Monday, March 28, 2016

Berkeley Rep - Macbeth

Lady Macbeth
Didn't I just review Macbeth? Indeed I did, but that was the recent movie version starring Michael Fassbender. I also got to see Berkeley Rep's production yesterday, so here's what I thought about that one.

Overall, I thought it was really good. It's a bit hard for me to evaluate this play, I realized, because I know it so well after having taught it for so many years. I constantly find myself anticipating lines and even thinking which act and scene we happen to be on at any given moment. Still, I found myself getting lost in the story, and this really zipped by. (The entire show was over two hours, which is actually one of Shakespeare's shorter plays.) My wife agreed, and she really liked it a lot. The two ladies sitting next to us seemed to enjoy it too, and I got a chance to talk to them a bit about the play when one of them said to me after the show, "You seem to know a lot about this play." (She overheard some of my comments to my wife during the intermission.) So, I answered some of their questions and got to give a bit of subtext and some of my own interpretation of what's going on.

It was a pretty straightforward telling of the story, keeping the historical setting (anachronisms and all). It made good use of Berkeley Rep's stage and even incorporated some video during the scene where the apparitions deliver their prophecies to Macbeth, but other than that, there was no modern twist. That's neither good nor bad, but I figure worth noting. And while I don't necessarily have the play memorized line-by-line, I know it well enough to know that they really didn't cut out a whole lot.
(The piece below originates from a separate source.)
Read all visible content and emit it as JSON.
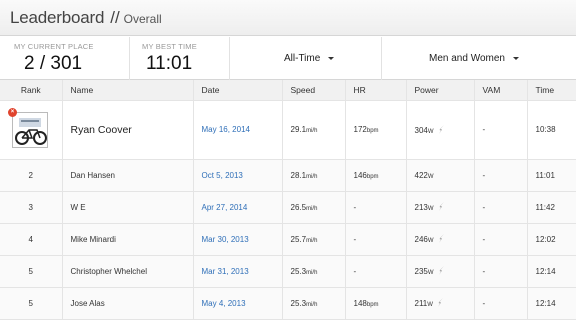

Little bits were trimmed here and there, but it had every scene - minus that one with Hecate that Shakespeare probably didn't even write.

One particular wise move that I caught was when Macduff asks Ross to not hold back the truth in the fourth act. The actual line is, "Be not a niggard of your speech." They changed it to "Be not a miser of your speech." That's pretty smart considering that: 1, most people don't know the word "niggard" and don't know that it has no connection to the word "nigger" aside from an unfortunate homophonic coincidence; and 2. both Macduff and Ross were played by black men. Sure, Shakespeare nerds like myself would know that nothing racial was said, but much of the audience would no doubt get distracted by that and taken completely out of a colorblind interpretation where black men can be thanes of Medieval Scotland.

Here's what I thought of the key players in the production:

Conleth Hill as Macbeth - I definitely got to see something here that I haven't seen before. He was actually a pretty jovial guy, which might seem like an odd choice, but Hill was able to also fill him with a nervous sort of energy at the same time. It was like his jolly nature was a cover for the dark thoughts that were constantly percolating deep within him. I did feel like some of his lines toward the end felt more recited than acted, but overall it was a really good performance and he created a believable dramatic arc.

Macbeth, the witches, and an apparition
Frances McDormand as Lady Macbeth - She was one of the main reasons why my wife and I wanted to see the show, and I'm pleased to say that she did the entire part in her Fargo accent. Nah, just kidding. She was great, of course. McDormand didn't do anything surprising or risky with the performance, but it was still one of the best parts of the play. The one thing that I did like, which might not have been entirely her but part of a collaboration, was how her madness seemed to stem from the fact that her husband was shutting her out of his plans once the first murder was complete.

Korey Jackson as Macduff - This is an important part to get right. Obviously, Macduff is key to the plot, but you also need to have somebody who contrasts sharply with Macbeth. I don't know if the choice was deliberate, but I love the fact that he wore a red cape throughout the story, which might make a modern audience think of a superhero. Because in many ways, that's what Macduff is. If you ever watch some of those old episodes of Batman: The Animated Series, the story will follow the villain's fall from grace, and then it's up to Batman to come in and stop him (or her). That's Macduff's purpose here as well, and he should carry a certain nobility and sense of decency about him. Jackson was the right choice if that's what they were going for.

Honestly, there wasn't a weak link in the entire production. It was cool seeing a lot of familiar faces from Calshakes as well, and these actors always deliver. Was it cool to see some big-name celebrities? Sure, but everybody else was up to the same level.

1 comment:

Hartmut Heider said...

Frances McDormand in her Fargo accent. Funny. Great that you get to see that.